A Scooter Apart
The design of the Čezeta was a clear departure from those of its contemporaries. Other than satisfying the requirements to classify as a scooter for licensing purposes and giving young people in the former Czechoslovakia and other former Socialist countries in Europe a taste of affordable freedom that western scooters were giving to the youth in other parts of the world, the Čezeta was a very different animal indeed as scooters went.
Aside of the aforementioned monocoque body design and “snout” on the front, the Čezeta also featured a notably longer wheel base than other scooters. The advantages of all these features gave the Čezeta a very strong structure, better ergonomics for both driver and passenger as well as improved cargo carrying ability. The “snout” was the key to the Čezeta being able to carry more than other scooters as it allowed the fuel tank to be put out front in a position over the front wheel, thus freeing up more cargo space under the seat. It also created space for a small luggage rack to be mounted on the front section of the scooter.
The classic line of Čezeta scooters comprised three series: 501, 502 and 505. The 501 and 502 were scooters in the truest sense while the 505 brought the utilitarian qualities of the vehicle to the fore.
The 501 series was built between 1957 and 1960 and was built in six sub-variants which were primarily differentiated by changes to the engine and its cooling system.
Debuting in 1960, the 502 series brought a number of improvements including better suspension and engine starting systems. The 502 also brought with it a modest increase in maximum speed and significant improvements in cargo and passenger carrying ability in the form of an available trailer and the ability to be fitted with a side car. The sidecar itself was made by a company called Drupol and was given the name “Druzeta”. The 502 series was built until 1963 and existed in four sub-variants.
An interesting chapter of the Čezeta story occured in 1960 when the NZeta debuted. The NZeta was a license produced version of the Čezeta made in New Zealand from imported Čezeta components and 25% locally made parts in accordance with import laws at the time. NZeta production lasted for three years.

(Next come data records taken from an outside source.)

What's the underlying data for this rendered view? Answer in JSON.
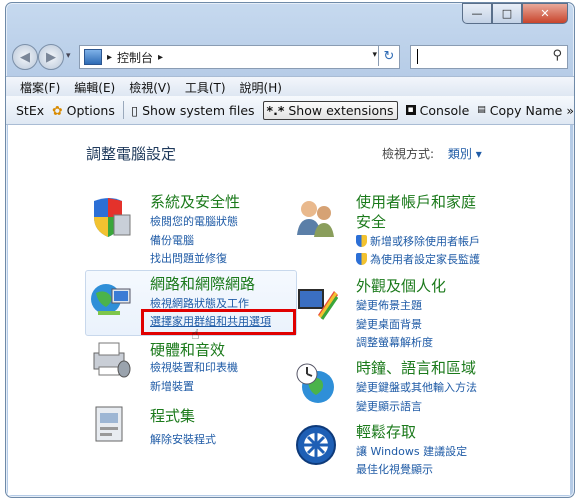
{
  "window": {
    "controls": {
      "minimize": "—",
      "maximize": "□",
      "close": "✕"
    }
  },
  "address": {
    "breadcrumb": [
      "控制台"
    ],
    "search_placeholder": ""
  },
  "menu": [
    "檔案(F)",
    "編輯(E)",
    "檢視(V)",
    "工具(T)",
    "說明(H)"
  ],
  "toolbar": {
    "stex": "StEx",
    "options": "Options",
    "show_system_files": "Show system files",
    "show_extensions": "Show extensions",
    "console": "Console",
    "copy_name": "Copy Name",
    "more": "»"
  },
  "page": {
    "title": "調整電腦設定",
    "view_by_label": "檢視方式:",
    "view_by_value": "類別 ▾"
  },
  "categories": {
    "security": {
      "title": "系統及安全性",
      "links": [
        "檢閱您的電腦狀態",
        "備份電腦",
        "找出問題並修復"
      ]
    },
    "network": {
      "title": "網路和網際網路",
      "links": [
        "檢視網路狀態及工作",
        "選擇家用群組和共用選項"
      ]
    },
    "hardware": {
      "title": "硬體和音效",
      "links": [
        "檢視裝置和印表機",
        "新增裝置"
      ]
    },
    "programs": {
      "title": "程式集",
      "links": [
        "解除安裝程式"
      ]
    },
    "users": {
      "title_line1": "使用者帳戶和家庭",
      "title_line2": "安全",
      "links": [
        "新增或移除使用者帳戶",
        "為使用者設定家長監護"
      ]
    },
    "appearance": {
      "title": "外觀及個人化",
      "links": [
        "變更佈景主題",
        "變更桌面背景",
        "調整螢幕解析度"
      ]
    },
    "clock": {
      "title": "時鐘、語言和區域",
      "links": [
        "變更鍵盤或其他輸入方法",
        "變更顯示語言"
      ]
    },
    "ease": {
      "title": "輕鬆存取",
      "links": [
        "讓 Windows 建議設定",
        "最佳化視覺顯示"
      ]
    }
  },
  "colors": {
    "link": "#1f5ba6",
    "category": "#1b7a1b",
    "highlight_border": "#e00000"
  }
}
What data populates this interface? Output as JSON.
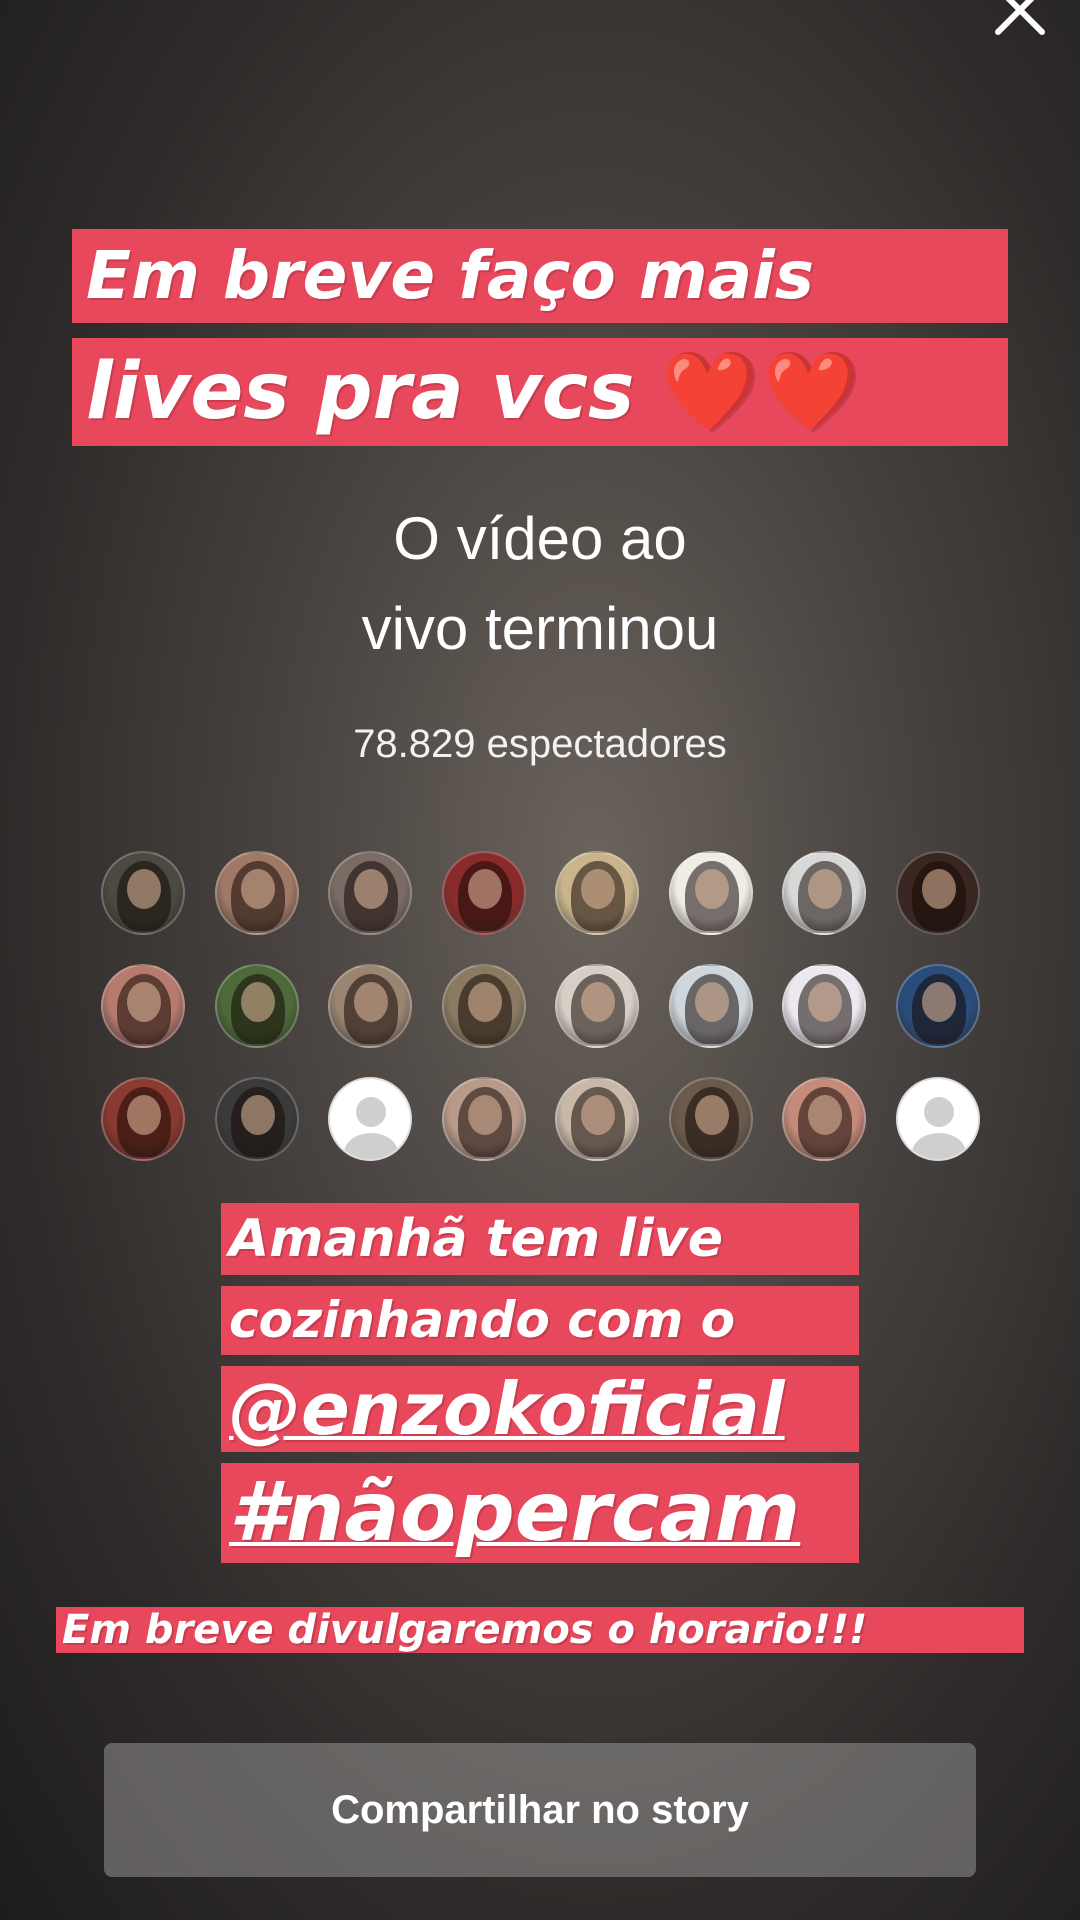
{
  "captions": {
    "line1": "Em breve faço mais",
    "line2_text": "lives pra vcs",
    "line2_hearts": "❤️❤️",
    "m1": "Amanhã tem live",
    "m2": "cozinhando com o",
    "m3": "@enzokoficial",
    "m4": "#nãopercam",
    "small": "Em breve divulgaremos o horario!!!"
  },
  "live": {
    "ended_line1": "O vídeo ao",
    "ended_line2": "vivo terminou",
    "viewers": "78.829 espectadores"
  },
  "viewer_avatars": [
    {
      "color": "#4a4a40"
    },
    {
      "color": "#a07866"
    },
    {
      "color": "#7a6c64"
    },
    {
      "color": "#8a2a2a"
    },
    {
      "color": "#c9b48c"
    },
    {
      "color": "#f0ece6"
    },
    {
      "color": "#d8d8d8"
    },
    {
      "color": "#3a2620"
    },
    {
      "color": "#b67a6e"
    },
    {
      "color": "#4e6a3a"
    },
    {
      "color": "#9a8472"
    },
    {
      "color": "#8a7a62"
    },
    {
      "color": "#d6cfc6"
    },
    {
      "color": "#cfd6dc"
    },
    {
      "color": "#ece8f0"
    },
    {
      "color": "#2a4c7a"
    },
    {
      "color": "#8a3a30"
    },
    {
      "color": "#3a3a3a"
    },
    {
      "placeholder": true
    },
    {
      "color": "#b89a8a"
    },
    {
      "color": "#c8b8a8"
    },
    {
      "color": "#6a5a4c"
    },
    {
      "color": "#c48a7a"
    },
    {
      "placeholder": true
    }
  ],
  "share_button": "Compartilhar no story",
  "colors": {
    "caption_bg": "#e8485c",
    "button_bg": "rgba(150,148,145,0.55)"
  },
  "icons": {
    "close": "close-icon",
    "placeholder_avatar": "default-user-icon"
  }
}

Built between 1962 and 1964, the 505 series took the front end of the 502 series and married it to a steel rear frame to create a tricycle vehicle with an emphasis on transport. The 505 could be fitted with a variety of rear cargo sections that included flatbed and cargo box options as well as a van body with a completely enclosed cabin for the driver.

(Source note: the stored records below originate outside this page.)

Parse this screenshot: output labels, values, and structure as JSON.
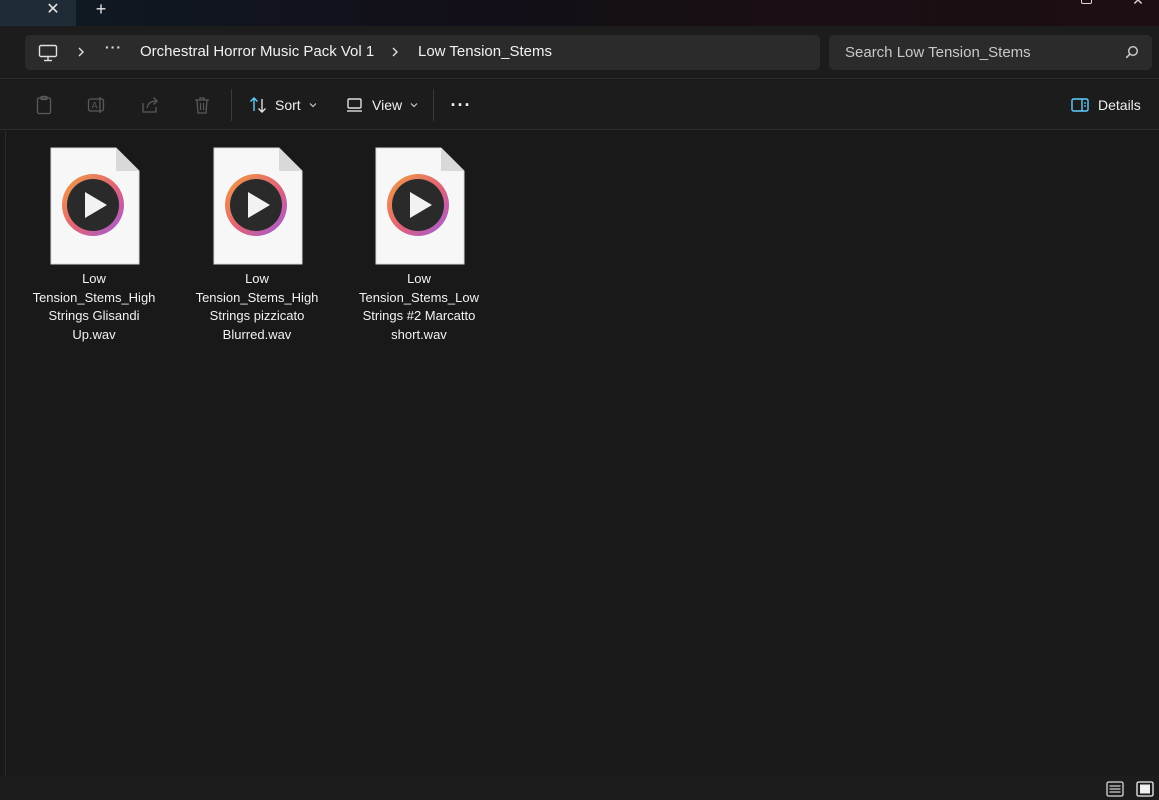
{
  "window": {
    "tab_close_glyph": "✕",
    "new_tab_glyph": "+",
    "close_glyph": "✕"
  },
  "address": {
    "more_glyph": "···",
    "crumbs": [
      "Orchestral Horror Music Pack Vol 1",
      "Low Tension_Stems"
    ]
  },
  "search": {
    "placeholder": "Search Low Tension_Stems"
  },
  "toolbar": {
    "sort_label": "Sort",
    "view_label": "View",
    "more_glyph": "···",
    "details_label": "Details"
  },
  "files": [
    {
      "name": "Low Tension_Stems_High Strings Glisandi Up.wav",
      "lines": [
        "Low",
        "Tension_Stems_High",
        "Strings Glisandi",
        "Up.wav"
      ]
    },
    {
      "name": "Low Tension_Stems_High Strings pizzicato Blurred.wav",
      "lines": [
        "Low",
        "Tension_Stems_High",
        "Strings pizzicato",
        "Blurred.wav"
      ]
    },
    {
      "name": "Low Tension_Stems_Low Strings #2 Marcatto short.wav",
      "lines": [
        "Low",
        "Tension_Stems_Low",
        "Strings #2 Marcatto",
        "short.wav"
      ]
    }
  ],
  "colors": {
    "background": "#191919",
    "bar": "#1c1c1c",
    "field": "#2b2b2b",
    "accent": "#60cdff"
  },
  "icons": {
    "pc": "computer-icon",
    "audio_file": "audio-file-icon",
    "search": "search-icon"
  }
}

The 505 series had a maximun hauling capacity of around 200 kilograms which made it quite useful for small delivery and courier work as well as light transport around agricultural and industrial sites.
All members of the classic Čezeta line could be fitted with an optional clear plastic windshield for increased protection from debris.
The “Pig” Today and Learning More
Roughly 20 years after the last Čezeta was built, ČZ Strakonice faded from the motorcycle manufacturing landscape and the scooters they produced became collectible rarities. Today, the best chance of seeing one of these classic scooters is at a vintage automobile event or automobile museum in the Czech Republic.
The rights to the Čezeta name and design were purchased by Prague based British expatriate, Neil Eamonn Smith. Smith set up the Čezeta Motors s.r.o. company in 2013 to begin the production of a new generation of scooters under the Čezeta name. The first of this new generation debuted in 2017 as the series 506.
While the new generation of the scooter has faithfully kept the look of the classic line, everything else is different. The 506 series is fully electric rather than petrol powered and has a composite material body shell over an internal frame as opposed to the metal monocoque construction of the classic series.
The new Čezeta is planned to be limited production only and built to order by individual buyer. As such, the new series is aimed for those with a taste for nostalgia rather than a want for utility.